Samsung Electronics Australia has posted a $57.95 million after-tax loss for the financial year ending December 2017, a marked drop from the company’s $3.49 million loss after tax the year prior.
According to the latest full-year financials by the South Korean tech giant’s Australian arm, the company made a pre-tax loss of $40.23 million in 2017, again well below the $13.19 million profit before income tax it posted the previous year.
The report, which was lodged with Australia’s corporate regulator on 28 May, shows that despite deepening after-tax losses, Samsung Australia reported a rise in total revenues, to $2.49 billion. For the year ending 2016, the company posted revenues of $2.35 billion.
However, the company also reported a slight, $2.53 million fall in receipts from customers for the year, to $2.67 billion.
At the same time, Samsung Australia’s outgoing payments to suppliers and employees for the year outstripped what it made in receipts from customers, with payments standing at $2.68 billion – a $112.52 million increase on the year prior.
As such, the company’s net cash flows for the year dropped to an outflow of $13.27 million, down from the previous year’s inflow of $136.17 million.
During the year, Samsung Australia forked out $1.95 billion for the purchase of electronic equipment from its parent company in South Korea, an increase on the previous year’s $1.89 billion.
Meanwhile, the tech group’s local arm purchased $9.2 million worth of management services from other subsidiaries, also a rise on the previous year’s figure of $8.3 million.

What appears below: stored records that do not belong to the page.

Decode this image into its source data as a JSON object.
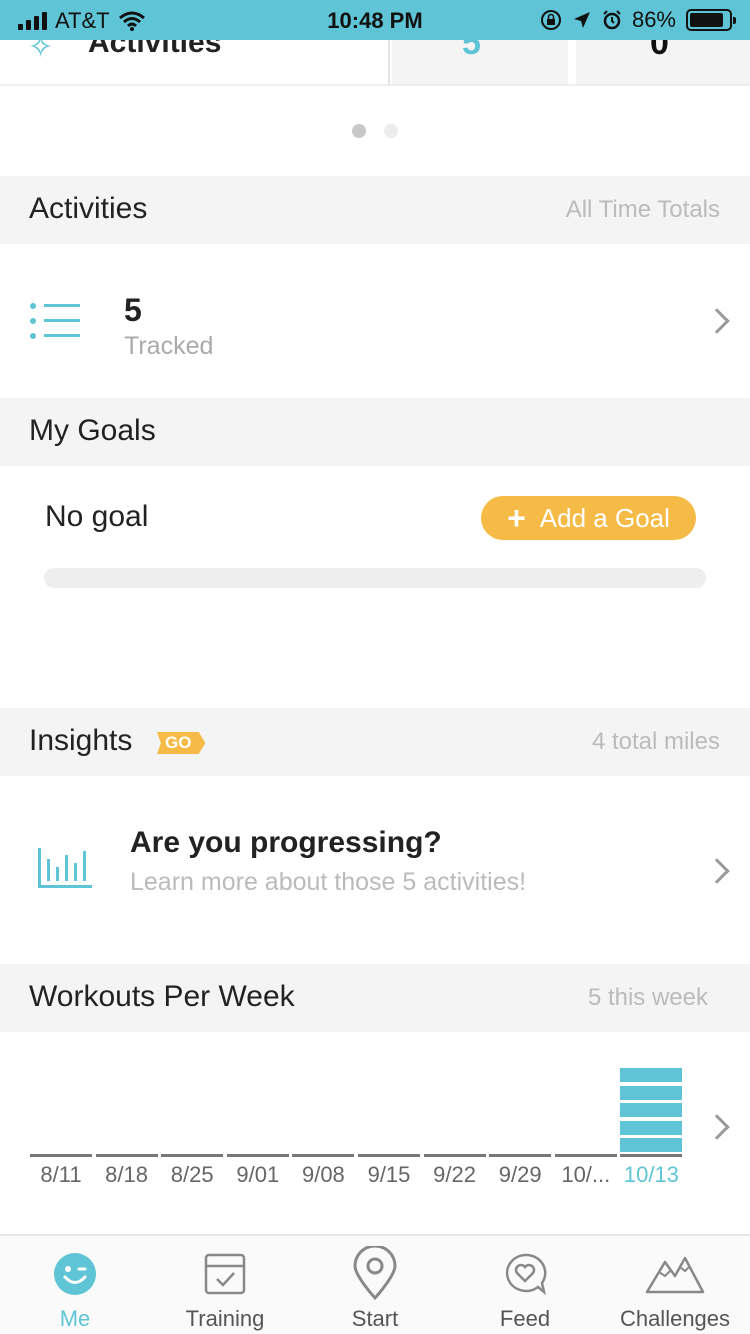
{
  "status_bar": {
    "carrier": "AT&T",
    "time": "10:48 PM",
    "battery_text": "86%",
    "battery_level": 0.86
  },
  "top_cards": {
    "main_label": "Activities",
    "card2_value": "5",
    "card3_value": "0"
  },
  "pager": {
    "count": 2,
    "active_index": 0
  },
  "activities": {
    "title": "Activities",
    "aside": "All Time Totals",
    "count": "5",
    "sub": "Tracked"
  },
  "goals": {
    "title": "My Goals",
    "status": "No goal",
    "add_label": "Add a Goal",
    "progress": 0
  },
  "insights": {
    "title": "Insights",
    "badge": "GO",
    "aside": "4 total miles",
    "headline": "Are you progressing?",
    "sub": "Learn more about those 5 activities!"
  },
  "workouts": {
    "title": "Workouts Per Week",
    "aside": "5 this week"
  },
  "chart_data": {
    "type": "bar",
    "categories": [
      "8/11",
      "8/18",
      "8/25",
      "9/01",
      "9/08",
      "9/15",
      "9/22",
      "9/29",
      "10/...",
      "10/13"
    ],
    "values": [
      0,
      0,
      0,
      0,
      0,
      0,
      0,
      0,
      0,
      5
    ],
    "highlight_index": 9,
    "color": "#5fc4d5"
  },
  "tab_bar": {
    "tabs": [
      {
        "label": "Me",
        "icon": "smiley-icon",
        "active": true
      },
      {
        "label": "Training",
        "icon": "checklist-icon",
        "active": false
      },
      {
        "label": "Start",
        "icon": "location-pin-icon",
        "active": false
      },
      {
        "label": "Feed",
        "icon": "chat-heart-icon",
        "active": false
      },
      {
        "label": "Challenges",
        "icon": "mountains-icon",
        "active": false
      }
    ]
  },
  "colors": {
    "accent": "#5fc4d5",
    "goal_orange": "#f6bb47",
    "header_bg": "#f4f4f4",
    "muted_text": "#bbbbbb"
  }
}
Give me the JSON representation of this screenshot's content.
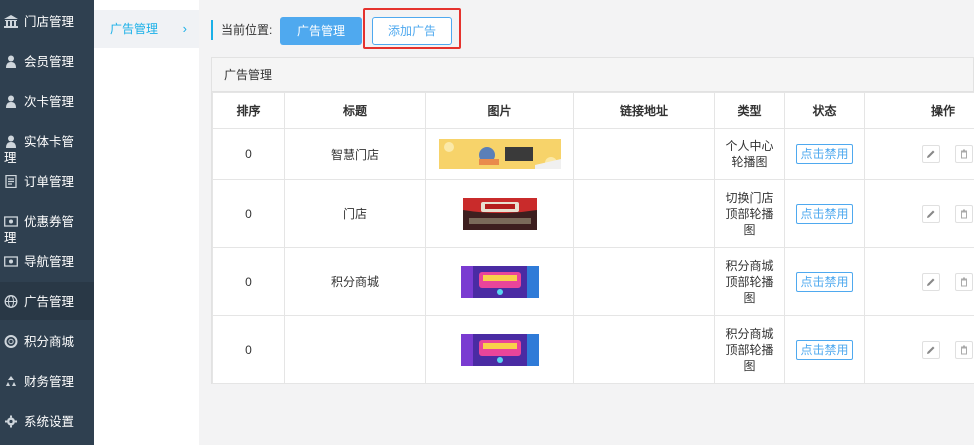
{
  "sidebar": {
    "items": [
      {
        "label": "门店管理",
        "icon": "bank-icon"
      },
      {
        "label": "会员管理",
        "icon": "user-icon"
      },
      {
        "label": "次卡管理",
        "icon": "user-icon"
      },
      {
        "label": "实体卡管",
        "label2": "理",
        "icon": "user-icon"
      },
      {
        "label": "订单管理",
        "icon": "document-icon"
      },
      {
        "label": "优惠券管",
        "label2": "理",
        "icon": "ticket-icon"
      },
      {
        "label": "导航管理",
        "icon": "ticket-icon"
      },
      {
        "label": "广告管理",
        "icon": "globe-icon"
      },
      {
        "label": "积分商城",
        "icon": "lifebuoy-icon"
      },
      {
        "label": "财务管理",
        "icon": "recycle-icon"
      },
      {
        "label": "系统设置",
        "icon": "gear-icon"
      }
    ]
  },
  "subnav": {
    "item": "广告管理",
    "chevron": "›"
  },
  "breadcrumb": {
    "label": "当前位置:"
  },
  "toolbar": {
    "current_label": "广告管理",
    "add_label": "添加广告"
  },
  "panel": {
    "title": "广告管理"
  },
  "table": {
    "headers": [
      "排序",
      "标题",
      "图片",
      "链接地址",
      "类型",
      "状态",
      "操作"
    ],
    "rows": [
      {
        "sort": "0",
        "title": "智慧门店",
        "link": "",
        "type_lines": [
          "个人中心",
          "轮播图"
        ],
        "status": "点击禁用",
        "image": "banner-yellow"
      },
      {
        "sort": "0",
        "title": "门店",
        "link": "",
        "type_lines": [
          "切换门店",
          "顶部轮播",
          "图"
        ],
        "status": "点击禁用",
        "image": "banner-red"
      },
      {
        "sort": "0",
        "title": "积分商城",
        "link": "",
        "type_lines": [
          "积分商城",
          "顶部轮播",
          "图"
        ],
        "status": "点击禁用",
        "image": "banner-purple"
      },
      {
        "sort": "0",
        "title": "",
        "link": "",
        "type_lines": [
          "积分商城",
          "顶部轮播",
          "图"
        ],
        "status": "点击禁用",
        "image": "banner-purple"
      }
    ]
  },
  "colors": {
    "sidebar_bg": "#2f4050",
    "accent": "#1ab0e8",
    "button": "#4fa9ef",
    "highlight": "#e5322d"
  }
}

Samsung Australia’s stated total tax expense for the year rose to $22.05 million, up from the previous year’s $2.87 million, with its deferred income tax figure falling from $13.8 million for the year ending 2016, to $4.33 million for the year just gone.
Due to the company’s reported loss, its tax figure at Australia’s 30 per cent corporate rate was $-12.07 million.
The company’s stated income tax expense for the year ending 2017 came in at $17.72 million, a slight drop from the previous year’s figure of $16.68 million.
The past year has been a tumultuous one for Samsung Australia's South Korean parent, with the company's heir apparent, vice chairman Jay Y. Lee, last year facing charges and jail time as part of a corruption case that led to the ouster of the country's president in 2017.
Since then, Samsung Group has come under fresh criticism about its ownership structure, with the country's antitrust chief saying it is unsustainable.